About 750,000 teachers and other public sector workers in the United Kingdom today staged a 24-hour strike that shut down schools and other public services to demand that the government back off its attempt to reduce their pensions.
“This is the best supported strike we’ve ever had,” said Mark Serwotka, general secretary of the Public and Commercial Services Union (PCS). “Today we sent a clear message to the government that (we) will not tolerate these attacks on (our) hard-earned pensions rights and will fight the cuts that threaten to devastate our communities and jobs.”
Earlier in the week, Deputy Prime Minister Nick Clegg chided public sector workers for what he called their “gold-plated pensions.”
At a support rally in London, Annie Holder, a part-time tutor at Lewisham College and member of the University and College Union (UCU), explained what it means to have a gold-plated pension. “One thing that used to provide me with some comfort was the thought that, although my work is not secure or plentiful, at least I could expect some sort of pension when I retired,” Holder said. “Not that much – about £60 week.”
Despite her meager pension, the government wants Holder and others like her to increase their pension contribution by 3 percent, wait until 67 to retire with full benefits, have their pension calculated on an average of earnings rather than on the highest wage earned, and have cost-of-living increases calculated on a new formula that lowers the amount of raises.
At the same rally, Sally Hunt, UCU’s general secretary, told the crowd that the government is demanding sacrifice from those who can’t afford it while the richest are encouraged to pile up more wealth. “The average pension of a female college lecturer is just £6,000,” Hunt said. “This is a government that has already presided over an increase in the income of the richest 1000 people by 18%. How dare they call us gold-plated.

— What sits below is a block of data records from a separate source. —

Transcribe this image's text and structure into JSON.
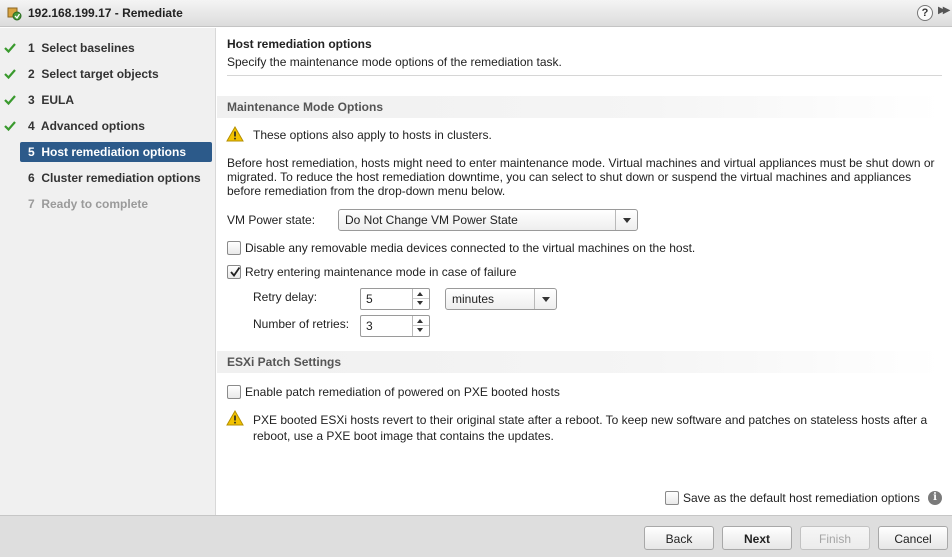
{
  "window": {
    "title": "192.168.199.17 - Remediate",
    "help_label": "?",
    "expand_label": "▶▶"
  },
  "nav": {
    "items": [
      {
        "label": "1  Select baselines",
        "state": "done"
      },
      {
        "label": "2  Select target objects",
        "state": "done"
      },
      {
        "label": "3  EULA",
        "state": "done"
      },
      {
        "label": "4  Advanced options",
        "state": "done"
      },
      {
        "label": "5  Host remediation options",
        "state": "active"
      },
      {
        "label": "6  Cluster remediation options",
        "state": "pending"
      },
      {
        "label": "7  Ready to complete",
        "state": "disabled"
      }
    ]
  },
  "header": {
    "title": "Host remediation options",
    "subtitle": "Specify the maintenance mode options of the remediation task."
  },
  "maintenance": {
    "heading": "Maintenance Mode Options",
    "warning": "These options also apply to hosts in clusters.",
    "desc_line1": "Before host remediation, hosts might need to enter maintenance mode. Virtual machines and virtual appliances must be shut down or",
    "desc_line2": "migrated. To reduce the host remediation downtime, you can select to shut down or suspend the virtual machines and appliances",
    "desc_line3": "before remediation from the drop-down menu below.",
    "vm_power_label": "VM Power state:",
    "vm_power_value": "Do Not Change VM Power State",
    "disable_media_label": "Disable any removable media devices connected to the virtual machines on the host.",
    "disable_media_checked": false,
    "retry_label": "Retry entering maintenance mode in case of failure",
    "retry_checked": true,
    "retry_delay_label": "Retry delay:",
    "retry_delay_value": "5",
    "retry_delay_unit": "minutes",
    "retries_label": "Number of retries:",
    "retries_value": "3"
  },
  "esxi": {
    "heading": "ESXi Patch Settings",
    "pxe_label": "Enable patch remediation of powered on PXE booted hosts",
    "pxe_checked": false,
    "warning_line1": "PXE booted ESXi hosts revert to their original state after a reboot. To keep new software and patches on stateless hosts after a",
    "warning_line2": "reboot, use a PXE boot image that contains the updates."
  },
  "save_default": {
    "label": "Save as the default host remediation options",
    "checked": false,
    "info_icon": "i"
  },
  "buttons": {
    "back": "Back",
    "next": "Next",
    "finish": "Finish",
    "cancel": "Cancel"
  },
  "colors": {
    "active_nav": "#2c5a8a",
    "check": "#3a9a2e",
    "warning": "#f2c200"
  }
}
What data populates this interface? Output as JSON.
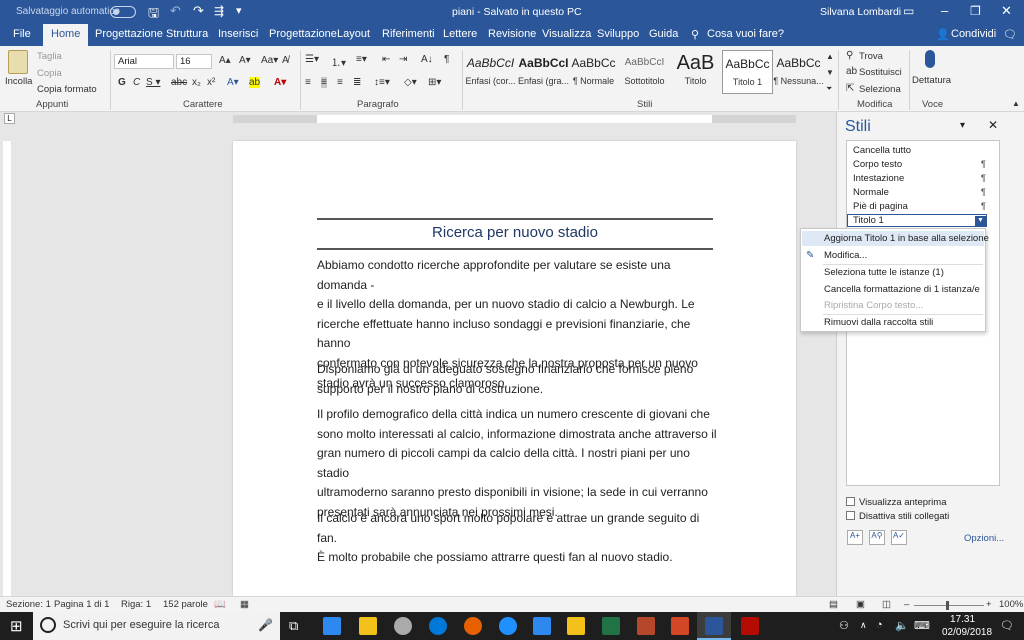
{
  "titlebar": {
    "autosave": "Salvataggio automatico",
    "autosave_state": "off",
    "doc_title": "piani  -  Salvato in questo PC",
    "user": "Silvana Lombardi"
  },
  "tabs": [
    "File",
    "Home",
    "Progettazione",
    "Struttura",
    "Inserisci",
    "Progettazione",
    "Layout",
    "Riferimenti",
    "Lettere",
    "Revisione",
    "Visualizza",
    "Sviluppo",
    "Guida"
  ],
  "tell_me": "Cosa vuoi fare?",
  "share": "Condividi",
  "clipboard": {
    "paste": "Incolla",
    "cut": "Taglia",
    "copy": "Copia",
    "format_painter": "Copia formato",
    "label": "Appunti"
  },
  "font": {
    "name": "Arial",
    "size": "16",
    "label": "Carattere"
  },
  "paragraph": {
    "label": "Paragrafo"
  },
  "styles": {
    "label": "Stili",
    "gallery": [
      {
        "preview": "AaBbCcI",
        "name": "Enfasi (cor..."
      },
      {
        "preview": "AaBbCcI",
        "name": "Enfasi (gra..."
      },
      {
        "preview": "AaBbCc",
        "name": "¶ Normale"
      },
      {
        "preview": "AaBbCcI",
        "name": "Sottotitolo"
      },
      {
        "preview": "AaB",
        "name": "Titolo"
      },
      {
        "preview": "AaBbCc",
        "name": "Titolo 1"
      },
      {
        "preview": "AaBbCc",
        "name": "¶ Nessuna..."
      }
    ]
  },
  "editing": {
    "find": "Trova",
    "replace": "Sostituisci",
    "select": "Seleziona",
    "label": "Modifica"
  },
  "voice": {
    "dictate": "Dettatura",
    "label": "Voce"
  },
  "document": {
    "heading": "Ricerca per nuovo stadio",
    "paragraphs": [
      "Abbiamo condotto ricerche approfondite per valutare se esiste una domanda -\ne il livello della domanda, per un nuovo stadio di calcio a Newburgh. Le\nricerche effettuate hanno incluso sondaggi e previsioni finanziarie, che hanno\nconfermato con notevole sicurezza che la nostra proposta per un nuovo\nstadio avrà un successo clamoroso.",
      "Disponiamo già di un adeguato sostegno finanziario che fornisce pieno\nsupporto per il nostro piano di costruzione.",
      "Il profilo demografico della città indica un numero crescente di giovani che\nsono molto interessati al calcio, informazione dimostrata anche attraverso il\ngran numero di piccoli campi da calcio della città. I nostri piani per uno stadio\nultramoderno saranno presto disponibili in visione; la sede in cui verranno\npresentati sarà annunciata nei prossimi mesi.",
      "Il calcio è ancora uno sport molto popolare e attrae un grande seguito di fan.\nÈ molto probabile che possiamo attrarre questi fan al nuovo stadio."
    ]
  },
  "styles_pane": {
    "title": "Stili",
    "items": [
      {
        "name": "Cancella tutto",
        "mark": ""
      },
      {
        "name": "Corpo testo",
        "mark": "¶"
      },
      {
        "name": "Intestazione",
        "mark": "¶"
      },
      {
        "name": "Normale",
        "mark": "¶"
      },
      {
        "name": "Piè di pagina",
        "mark": "¶"
      },
      {
        "name": "Titolo 1",
        "mark": ""
      }
    ],
    "show_preview": "Visualizza anteprima",
    "disable_linked": "Disattiva stili collegati",
    "options": "Opzioni..."
  },
  "context_menu": {
    "items": [
      "Aggiorna Titolo 1 in base alla selezione",
      "Modifica...",
      "Seleziona tutte le istanze (1)",
      "Cancella formattazione di 1 istanza/e",
      "Ripristina Corpo testo...",
      "Rimuovi dalla raccolta stili"
    ]
  },
  "status": {
    "section": "Sezione: 1",
    "page": "Pagina 1 di 1",
    "line": "Riga: 1",
    "words": "152 parole",
    "zoom": "100%"
  },
  "taskbar": {
    "search": "Scrivi qui per eseguire la ricerca",
    "time": "17.31",
    "date": "02/09/2018"
  },
  "colors": {
    "word_blue": "#2b579a",
    "heading_blue": "#1f3864"
  }
}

How dare they to preach to us about fairness.”
In a media statement, PCS’s Serwotka explained the impact that the proposed cuts would have on a typical government worker. A Department of Work and Pension worker now eligible for a £16,000 a year pension “will lose about £150,000 over 20 years of retirement,” Serwotka said. “The government is involved in a race to the bottom.”
The government, which has been negotiating over pensions with representatives of public sector workers, has said that it must lower public sector pensions to close the budget gap caused by the Great Recession. But Serwotka said that the people least able to pay are bearing the brunt of the proposed cuts. “This government is forcing some of the most vulnerable people in our society to pay for a crisis that was not of their making,” Serwotka said. “There is an alternative to the government’s cuts–invest in public services, grow the economy and close the £120 billion tax gap (a reference to tax money lost as a result of tax avoidance and evasion by large companies and wealthy individuals).”
The government earlier in the week suggested that rank-and-file public sector workers wouldn’t support the strike, but more than 11,000 state schools were closed or partially closed as were more than 400 academies and city technology colleges. Many lectures at universities had to be canceled because professors and instructors walked of the job.
The strike affected other public services as well. PCS reports that 140 Revenue and Customs offices were closed or partially closed as were numerous job centers operated by the Department of Work and Pensions. Court workers also walked off the job postponing trials and hearings across the country.
“Our members have voted with their feet and supported the strike,” Serwotka said. “We are in it together with public sector workers, students, and pensioners defending everything we have fought for generations.
Because of the success of this strike, unions are considering a bigger action in October. Only four unions, PCS, UCU, the National Union of Teachers, and the Association of Teachers and Lecturers participated in this strike. A strike in October would include other public sector unions such as Unison, Britain’s largest public sector union, and First Division Association, a 19,000 member union of upper level managers.
“Three quarters of a million have been out today,’ Serwotka said. “There will be four million in October.”